→ **Requirement**
Exclude all pictures, then restate the entries below word for word.

Component data from apps and pages
>>>>>

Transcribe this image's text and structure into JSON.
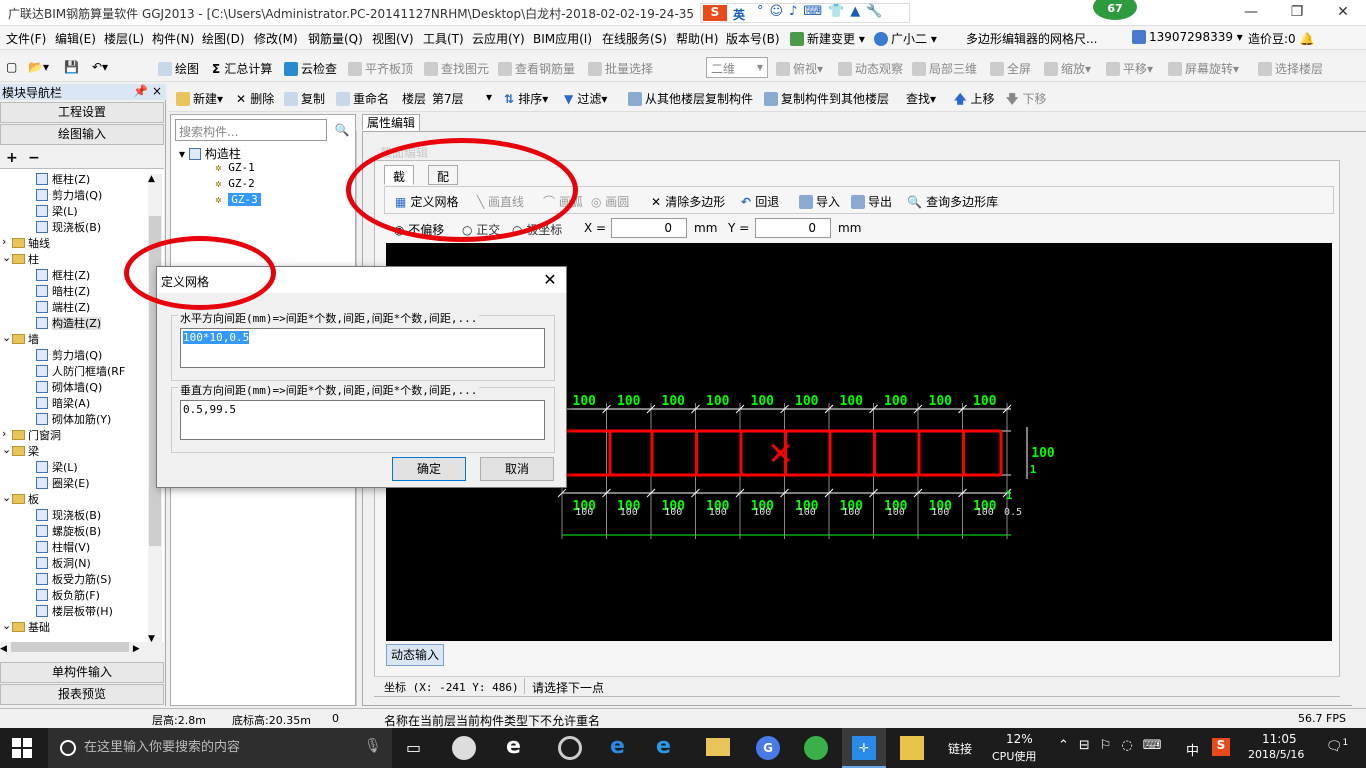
{
  "window": {
    "title": "广联达BIM钢筋算量软件 GGJ2013 - [C:\\Users\\Administrator.PC-20141127NRHM\\Desktop\\白龙村-2018-02-02-19-24-35",
    "badge": "67",
    "ime": "英"
  },
  "menu": [
    "文件(F)",
    "编辑(E)",
    "楼层(L)",
    "构件(N)",
    "绘图(D)",
    "修改(M)",
    "钢筋量(Q)",
    "视图(V)",
    "工具(T)",
    "云应用(Y)",
    "BIM应用(I)",
    "在线服务(S)",
    "帮助(H)",
    "版本号(B)",
    "新建变更",
    "广小二"
  ],
  "menu_right": {
    "hint": "多边形编辑器的网格尺...",
    "phone": "13907298339",
    "price": "造价豆:0"
  },
  "toolbar": {
    "items": [
      "绘图",
      "汇总计算",
      "云检查",
      "平齐板顶",
      "查找图元",
      "查看钢筋量",
      "批量选择"
    ],
    "view_mode": "二维",
    "right_items": [
      "俯视",
      "动态观察",
      "局部三维",
      "全屏",
      "缩放",
      "平移",
      "屏幕旋转",
      "选择楼层"
    ]
  },
  "secondary_toolbar": {
    "items": [
      "新建",
      "删除",
      "复制",
      "重命名",
      "楼层"
    ],
    "floor": "第7层",
    "more": [
      "排序",
      "过滤",
      "从其他楼层复制构件",
      "复制构件到其他楼层",
      "查找",
      "上移",
      "下移"
    ]
  },
  "left_panel": {
    "header": "模块导航栏",
    "buttons": [
      "工程设置",
      "绘图输入"
    ],
    "tree": [
      {
        "label": "框柱(Z)",
        "indent": 3,
        "type": "leaf"
      },
      {
        "label": "剪力墙(Q)",
        "indent": 3,
        "type": "leaf"
      },
      {
        "label": "梁(L)",
        "indent": 3,
        "type": "leaf"
      },
      {
        "label": "现浇板(B)",
        "indent": 3,
        "type": "leaf"
      },
      {
        "label": "轴线",
        "indent": 1,
        "type": "folder"
      },
      {
        "label": "柱",
        "indent": 1,
        "type": "folder"
      },
      {
        "label": "框柱(Z)",
        "indent": 3,
        "type": "leaf"
      },
      {
        "label": "暗柱(Z)",
        "indent": 3,
        "type": "leaf"
      },
      {
        "label": "端柱(Z)",
        "indent": 3,
        "type": "leaf"
      },
      {
        "label": "构造柱(Z)",
        "indent": 3,
        "type": "leaf"
      },
      {
        "label": "墙",
        "indent": 1,
        "type": "folder"
      },
      {
        "label": "剪力墙(Q)",
        "indent": 3,
        "type": "leaf"
      },
      {
        "label": "人防门框墙(RF",
        "indent": 3,
        "type": "leaf"
      },
      {
        "label": "砌体墙(Q)",
        "indent": 3,
        "type": "leaf"
      },
      {
        "label": "暗梁(A)",
        "indent": 3,
        "type": "leaf"
      },
      {
        "label": "砌体加筋(Y)",
        "indent": 3,
        "type": "leaf"
      },
      {
        "label": "门窗洞",
        "indent": 1,
        "type": "folder"
      },
      {
        "label": "梁",
        "indent": 1,
        "type": "folder"
      },
      {
        "label": "梁(L)",
        "indent": 3,
        "type": "leaf"
      },
      {
        "label": "圈梁(E)",
        "indent": 3,
        "type": "leaf"
      },
      {
        "label": "板",
        "indent": 1,
        "type": "folder"
      },
      {
        "label": "现浇板(B)",
        "indent": 3,
        "type": "leaf"
      },
      {
        "label": "螺旋板(B)",
        "indent": 3,
        "type": "leaf"
      },
      {
        "label": "柱帽(V)",
        "indent": 3,
        "type": "leaf"
      },
      {
        "label": "板洞(N)",
        "indent": 3,
        "type": "leaf"
      },
      {
        "label": "板受力筋(S)",
        "indent": 3,
        "type": "leaf"
      },
      {
        "label": "板负筋(F)",
        "indent": 3,
        "type": "leaf"
      },
      {
        "label": "楼层板带(H)",
        "indent": 3,
        "type": "leaf"
      },
      {
        "label": "基础",
        "indent": 1,
        "type": "folder"
      }
    ],
    "bottom_buttons": [
      "单构件输入",
      "报表预览"
    ]
  },
  "component_list": {
    "search_placeholder": "搜索构件...",
    "root": "构造柱",
    "items": [
      "GZ-1",
      "GZ-2",
      "GZ-3"
    ],
    "selected": "GZ-3"
  },
  "editor": {
    "prop_tab": "属性编辑",
    "faded_title": "截面编辑",
    "tabs": [
      "截面",
      "配筋"
    ],
    "tools": [
      "定义网格",
      "画直线",
      "画弧",
      "画圆",
      "清除多边形",
      "回退",
      "导入",
      "导出",
      "查询多边形库"
    ],
    "coord": {
      "options": [
        "不偏移",
        "正交",
        "极坐标"
      ],
      "x_label": "X =",
      "x_value": "0",
      "y_label": "Y =",
      "y_value": "0",
      "unit": "mm"
    },
    "dynamic_input": "动态输入",
    "coord_text": "坐标 (X: -241 Y: 486)",
    "prompt": "请选择下一点"
  },
  "canvas": {
    "top_dims": [
      "100",
      "100",
      "100",
      "100",
      "100",
      "100",
      "100",
      "100",
      "100",
      "100"
    ],
    "bottom_dims_green": [
      "100",
      "100",
      "100",
      "100",
      "100",
      "100",
      "100",
      "100",
      "100",
      "100"
    ],
    "bottom_dims_white": [
      "100",
      "100",
      "100",
      "100",
      "100",
      "100",
      "100",
      "100",
      "100",
      "100",
      "0.5"
    ],
    "right_dim": "100",
    "right_sub": "1",
    "bottom_sub": "1"
  },
  "dialog": {
    "title": "定义网格",
    "h_label": "水平方向间距(mm)=>间距*个数,间距,间距*个数,间距,...",
    "h_value": "100*10,0.5",
    "v_label": "垂直方向间距(mm)=>间距*个数,间距,间距*个数,间距,...",
    "v_value": "0.5,99.5",
    "ok": "确定",
    "cancel": "取消"
  },
  "status": {
    "floor_height": "层高:2.8m",
    "base_height": "底标高:20.35m",
    "zero": "0",
    "message": "名称在当前层当前构件类型下不允许重名",
    "fps": "56.7 FPS"
  },
  "taskbar": {
    "search": "在这里输入你要搜索的内容",
    "link": "链接",
    "cpu": "12%",
    "cpu_label": "CPU使用",
    "ime": "中",
    "time": "11:05",
    "date": "2018/5/16",
    "notif": "1"
  },
  "colors": {
    "accent": "#0078d7",
    "highlight_ring": "#e8000b",
    "dim_green": "#00ff00",
    "shape_red": "#ff0000"
  }
}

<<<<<

→ **Problem solution**
Transcribe this image's text and structure into JSON.
{
  "window": {
    "title": "广联达BIM钢筋算量软件 GGJ2013 - [C:\\Users\\Administrator.PC-20141127NRHM\\Desktop\\白龙村-2018-02-02-19-24-35",
    "badge": "67",
    "ime": "英"
  },
  "menu": [
    "文件(F)",
    "编辑(E)",
    "楼层(L)",
    "构件(N)",
    "绘图(D)",
    "修改(M)",
    "钢筋量(Q)",
    "视图(V)",
    "工具(T)",
    "云应用(Y)",
    "BIM应用(I)",
    "在线服务(S)",
    "帮助(H)",
    "版本号(B)",
    "新建变更",
    "广小二"
  ],
  "menu_right": {
    "hint": "多边形编辑器的网格尺...",
    "phone": "13907298339",
    "price": "造价豆:0"
  },
  "toolbar": {
    "items": [
      "绘图",
      "汇总计算",
      "云检查",
      "平齐板顶",
      "查找图元",
      "查看钢筋量",
      "批量选择"
    ],
    "view_mode": "二维",
    "right_items": [
      "俯视",
      "动态观察",
      "局部三维",
      "全屏",
      "缩放",
      "平移",
      "屏幕旋转",
      "选择楼层"
    ]
  },
  "secondary_toolbar": {
    "items": [
      "新建",
      "删除",
      "复制",
      "重命名",
      "楼层"
    ],
    "floor": "第7层",
    "more": [
      "排序",
      "过滤",
      "从其他楼层复制构件",
      "复制构件到其他楼层",
      "查找",
      "上移",
      "下移"
    ]
  },
  "left_panel": {
    "header": "模块导航栏",
    "buttons": [
      "工程设置",
      "绘图输入"
    ],
    "tree": [
      {
        "label": "框柱(Z)",
        "indent": 3,
        "type": "leaf"
      },
      {
        "label": "剪力墙(Q)",
        "indent": 3,
        "type": "leaf"
      },
      {
        "label": "梁(L)",
        "indent": 3,
        "type": "leaf"
      },
      {
        "label": "现浇板(B)",
        "indent": 3,
        "type": "leaf"
      },
      {
        "label": "轴线",
        "indent": 1,
        "type": "folder"
      },
      {
        "label": "柱",
        "indent": 1,
        "type": "folder"
      },
      {
        "label": "框柱(Z)",
        "indent": 3,
        "type": "leaf"
      },
      {
        "label": "暗柱(Z)",
        "indent": 3,
        "type": "leaf"
      },
      {
        "label": "端柱(Z)",
        "indent": 3,
        "type": "leaf"
      },
      {
        "label": "构造柱(Z)",
        "indent": 3,
        "type": "leaf"
      },
      {
        "label": "墙",
        "indent": 1,
        "type": "folder"
      },
      {
        "label": "剪力墙(Q)",
        "indent": 3,
        "type": "leaf"
      },
      {
        "label": "人防门框墙(RF",
        "indent": 3,
        "type": "leaf"
      },
      {
        "label": "砌体墙(Q)",
        "indent": 3,
        "type": "leaf"
      },
      {
        "label": "暗梁(A)",
        "indent": 3,
        "type": "leaf"
      },
      {
        "label": "砌体加筋(Y)",
        "indent": 3,
        "type": "leaf"
      },
      {
        "label": "门窗洞",
        "indent": 1,
        "type": "folder"
      },
      {
        "label": "梁",
        "indent": 1,
        "type": "folder"
      },
      {
        "label": "梁(L)",
        "indent": 3,
        "type": "leaf"
      },
      {
        "label": "圈梁(E)",
        "indent": 3,
        "type": "leaf"
      },
      {
        "label": "板",
        "indent": 1,
        "type": "folder"
      },
      {
        "label": "现浇板(B)",
        "indent": 3,
        "type": "leaf"
      },
      {
        "label": "螺旋板(B)",
        "indent": 3,
        "type": "leaf"
      },
      {
        "label": "柱帽(V)",
        "indent": 3,
        "type": "leaf"
      },
      {
        "label": "板洞(N)",
        "indent": 3,
        "type": "leaf"
      },
      {
        "label": "板受力筋(S)",
        "indent": 3,
        "type": "leaf"
      },
      {
        "label": "板负筋(F)",
        "indent": 3,
        "type": "leaf"
      },
      {
        "label": "楼层板带(H)",
        "indent": 3,
        "type": "leaf"
      },
      {
        "label": "基础",
        "indent": 1,
        "type": "folder"
      }
    ],
    "bottom_buttons": [
      "单构件输入",
      "报表预览"
    ]
  },
  "component_list": {
    "search_placeholder": "搜索构件...",
    "root": "构造柱",
    "items": [
      "GZ-1",
      "GZ-2",
      "GZ-3"
    ],
    "selected": "GZ-3"
  },
  "editor": {
    "prop_tab": "属性编辑",
    "faded_title": "截面编辑",
    "tabs": [
      "截面",
      "配筋"
    ],
    "tools": [
      "定义网格",
      "画直线",
      "画弧",
      "画圆",
      "清除多边形",
      "回退",
      "导入",
      "导出",
      "查询多边形库"
    ],
    "coord": {
      "options": [
        "不偏移",
        "正交",
        "极坐标"
      ],
      "x_label": "X =",
      "x_value": "0",
      "y_label": "Y =",
      "y_value": "0",
      "unit": "mm"
    },
    "dynamic_input": "动态输入",
    "coord_text": "坐标 (X: -241 Y: 486)",
    "prompt": "请选择下一点"
  },
  "canvas": {
    "top_dims": [
      "100",
      "100",
      "100",
      "100",
      "100",
      "100",
      "100",
      "100",
      "100",
      "100"
    ],
    "bottom_dims_green": [
      "100",
      "100",
      "100",
      "100",
      "100",
      "100",
      "100",
      "100",
      "100",
      "100"
    ],
    "bottom_dims_white": [
      "100",
      "100",
      "100",
      "100",
      "100",
      "100",
      "100",
      "100",
      "100",
      "100",
      "0.5"
    ],
    "right_dim": "100",
    "right_sub": "1",
    "bottom_sub": "1"
  },
  "dialog": {
    "title": "定义网格",
    "h_label": "水平方向间距(mm)=>间距*个数,间距,间距*个数,间距,...",
    "h_value": "100*10,0.5",
    "v_label": "垂直方向间距(mm)=>间距*个数,间距,间距*个数,间距,...",
    "v_value": "0.5,99.5",
    "ok": "确定",
    "cancel": "取消"
  },
  "status": {
    "floor_height": "层高:2.8m",
    "base_height": "底标高:20.35m",
    "zero": "0",
    "message": "名称在当前层当前构件类型下不允许重名",
    "fps": "56.7 FPS"
  },
  "taskbar": {
    "search": "在这里输入你要搜索的内容",
    "link": "链接",
    "cpu": "12%",
    "cpu_label": "CPU使用",
    "ime": "中",
    "time": "11:05",
    "date": "2018/5/16",
    "notif": "1"
  },
  "colors": {
    "accent": "#0078d7",
    "highlight_ring": "#e8000b",
    "dim_green": "#00ff00",
    "shape_red": "#ff0000"
  }
}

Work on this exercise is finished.